### [DIRECTIONS FOR THIS TASK]
Return all of the entries exactly, with nothing added or left out.

[Excerpts from a dataset]
········

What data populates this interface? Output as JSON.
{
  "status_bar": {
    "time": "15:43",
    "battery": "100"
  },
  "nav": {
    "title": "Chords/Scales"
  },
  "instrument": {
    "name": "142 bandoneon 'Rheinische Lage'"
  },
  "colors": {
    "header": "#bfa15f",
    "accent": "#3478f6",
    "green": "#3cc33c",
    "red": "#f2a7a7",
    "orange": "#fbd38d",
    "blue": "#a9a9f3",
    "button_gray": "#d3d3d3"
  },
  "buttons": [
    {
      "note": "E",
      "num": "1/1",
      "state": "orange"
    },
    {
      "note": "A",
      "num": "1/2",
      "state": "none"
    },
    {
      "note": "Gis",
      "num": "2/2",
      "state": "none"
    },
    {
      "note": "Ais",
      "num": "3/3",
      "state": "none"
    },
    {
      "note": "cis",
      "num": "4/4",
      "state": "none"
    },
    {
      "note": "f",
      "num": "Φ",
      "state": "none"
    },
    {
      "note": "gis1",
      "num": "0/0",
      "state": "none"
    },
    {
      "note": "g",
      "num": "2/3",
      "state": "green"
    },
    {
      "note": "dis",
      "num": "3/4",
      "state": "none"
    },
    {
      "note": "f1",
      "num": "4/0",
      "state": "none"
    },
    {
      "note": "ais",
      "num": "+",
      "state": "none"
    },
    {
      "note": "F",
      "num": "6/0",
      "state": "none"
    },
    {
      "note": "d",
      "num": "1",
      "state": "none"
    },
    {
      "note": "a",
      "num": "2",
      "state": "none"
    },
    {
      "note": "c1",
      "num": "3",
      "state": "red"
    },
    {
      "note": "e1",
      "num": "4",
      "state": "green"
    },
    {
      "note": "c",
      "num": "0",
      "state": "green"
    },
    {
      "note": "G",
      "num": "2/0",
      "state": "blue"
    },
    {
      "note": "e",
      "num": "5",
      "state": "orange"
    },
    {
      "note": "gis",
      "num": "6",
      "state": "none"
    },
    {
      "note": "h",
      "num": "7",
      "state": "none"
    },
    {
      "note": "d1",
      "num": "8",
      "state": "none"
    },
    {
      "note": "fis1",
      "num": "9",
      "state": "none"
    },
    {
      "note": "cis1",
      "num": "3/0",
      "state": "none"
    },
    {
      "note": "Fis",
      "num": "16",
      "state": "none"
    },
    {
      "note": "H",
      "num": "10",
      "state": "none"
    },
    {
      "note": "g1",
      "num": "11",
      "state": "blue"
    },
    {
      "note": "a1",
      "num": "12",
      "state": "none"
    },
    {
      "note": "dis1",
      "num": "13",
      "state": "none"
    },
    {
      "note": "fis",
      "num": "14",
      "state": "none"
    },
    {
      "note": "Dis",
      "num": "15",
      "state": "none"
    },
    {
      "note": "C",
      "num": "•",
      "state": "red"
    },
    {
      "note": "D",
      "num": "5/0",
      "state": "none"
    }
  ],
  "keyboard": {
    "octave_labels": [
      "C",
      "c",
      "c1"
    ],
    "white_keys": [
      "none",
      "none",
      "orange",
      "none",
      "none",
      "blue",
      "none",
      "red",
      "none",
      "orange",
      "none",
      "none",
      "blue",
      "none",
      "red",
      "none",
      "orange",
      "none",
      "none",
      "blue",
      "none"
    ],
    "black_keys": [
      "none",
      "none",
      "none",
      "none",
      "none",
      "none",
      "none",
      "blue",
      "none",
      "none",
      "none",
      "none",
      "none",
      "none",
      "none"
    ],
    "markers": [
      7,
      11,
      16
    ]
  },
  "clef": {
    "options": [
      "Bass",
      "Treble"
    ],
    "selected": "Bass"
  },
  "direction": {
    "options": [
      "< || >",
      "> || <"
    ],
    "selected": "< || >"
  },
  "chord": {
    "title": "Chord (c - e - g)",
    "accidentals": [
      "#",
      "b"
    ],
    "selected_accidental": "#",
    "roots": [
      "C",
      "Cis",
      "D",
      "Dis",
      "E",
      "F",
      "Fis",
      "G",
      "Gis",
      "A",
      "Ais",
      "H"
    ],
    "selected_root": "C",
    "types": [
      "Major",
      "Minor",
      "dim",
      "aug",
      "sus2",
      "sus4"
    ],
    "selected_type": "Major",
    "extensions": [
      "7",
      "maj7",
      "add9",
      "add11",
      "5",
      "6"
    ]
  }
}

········

### [ANSWER BELOW]
What data populates this interface? Output as JSON.
{
  "status_bar": {
    "time": "15:43",
    "battery": "100"
  },
  "nav": {
    "title": "Chords/Scales"
  },
  "instrument": {
    "name": "142 bandoneon 'Rheinische Lage'"
  },
  "colors": {
    "header": "#bfa15f",
    "accent": "#3478f6",
    "green": "#3cc33c",
    "red": "#f2a7a7",
    "orange": "#fbd38d",
    "blue": "#a9a9f3",
    "button_gray": "#d3d3d3"
  },
  "buttons": [
    {
      "note": "E",
      "num": "1/1",
      "state": "orange"
    },
    {
      "note": "A",
      "num": "1/2",
      "state": "none"
    },
    {
      "note": "Gis",
      "num": "2/2",
      "state": "none"
    },
    {
      "note": "Ais",
      "num": "3/3",
      "state": "none"
    },
    {
      "note": "cis",
      "num": "4/4",
      "state": "none"
    },
    {
      "note": "f",
      "num": "Φ",
      "state": "none"
    },
    {
      "note": "gis1",
      "num": "0/0",
      "state": "none"
    },
    {
      "note": "g",
      "num": "2/3",
      "state": "green"
    },
    {
      "note": "dis",
      "num": "3/4",
      "state": "none"
    },
    {
      "note": "f1",
      "num": "4/0",
      "state": "none"
    },
    {
      "note": "ais",
      "num": "+",
      "state": "none"
    },
    {
      "note": "F",
      "num": "6/0",
      "state": "none"
    },
    {
      "note": "d",
      "num": "1",
      "state": "none"
    },
    {
      "note": "a",
      "num": "2",
      "state": "none"
    },
    {
      "note": "c1",
      "num": "3",
      "state": "red"
    },
    {
      "note": "e1",
      "num": "4",
      "state": "green"
    },
    {
      "note": "c",
      "num": "0",
      "state": "green"
    },
    {
      "note": "G",
      "num": "2/0",
      "state": "blue"
    },
    {
      "note": "e",
      "num": "5",
      "state": "orange"
    },
    {
      "note": "gis",
      "num": "6",
      "state": "none"
    },
    {
      "note": "h",
      "num": "7",
      "state": "none"
    },
    {
      "note": "d1",
      "num": "8",
      "state": "none"
    },
    {
      "note": "fis1",
      "num": "9",
      "state": "none"
    },
    {
      "note": "cis1",
      "num": "3/0",
      "state": "none"
    },
    {
      "note": "Fis",
      "num": "16",
      "state": "none"
    },
    {
      "note": "H",
      "num": "10",
      "state": "none"
    },
    {
      "note": "g1",
      "num": "11",
      "state": "blue"
    },
    {
      "note": "a1",
      "num": "12",
      "state": "none"
    },
    {
      "note": "dis1",
      "num": "13",
      "state": "none"
    },
    {
      "note": "fis",
      "num": "14",
      "state": "none"
    },
    {
      "note": "Dis",
      "num": "15",
      "state": "none"
    },
    {
      "note": "C",
      "num": "•",
      "state": "red"
    },
    {
      "note": "D",
      "num": "5/0",
      "state": "none"
    }
  ],
  "keyboard": {
    "octave_labels": [
      "C",
      "c",
      "c1"
    ],
    "white_keys": [
      "none",
      "none",
      "orange",
      "none",
      "none",
      "blue",
      "none",
      "red",
      "none",
      "orange",
      "none",
      "none",
      "blue",
      "none",
      "red",
      "none",
      "orange",
      "none",
      "none",
      "blue",
      "none"
    ],
    "black_keys": [
      "none",
      "none",
      "none",
      "none",
      "none",
      "none",
      "none",
      "blue",
      "none",
      "none",
      "none",
      "none",
      "none",
      "none",
      "none"
    ],
    "markers": [
      7,
      11,
      16
    ]
  },
  "clef": {
    "options": [
      "Bass",
      "Treble"
    ],
    "selected": "Bass"
  },
  "direction": {
    "options": [
      "< || >",
      "> || <"
    ],
    "selected": "< || >"
  },
  "chord": {
    "title": "Chord (c - e - g)",
    "accidentals": [
      "#",
      "b"
    ],
    "selected_accidental": "#",
    "roots": [
      "C",
      "Cis",
      "D",
      "Dis",
      "E",
      "F",
      "Fis",
      "G",
      "Gis",
      "A",
      "Ais",
      "H"
    ],
    "selected_root": "C",
    "types": [
      "Major",
      "Minor",
      "dim",
      "aug",
      "sus2",
      "sus4"
    ],
    "selected_type": "Major",
    "extensions": [
      "7",
      "maj7",
      "add9",
      "add11",
      "5",
      "6"
    ]
  }
}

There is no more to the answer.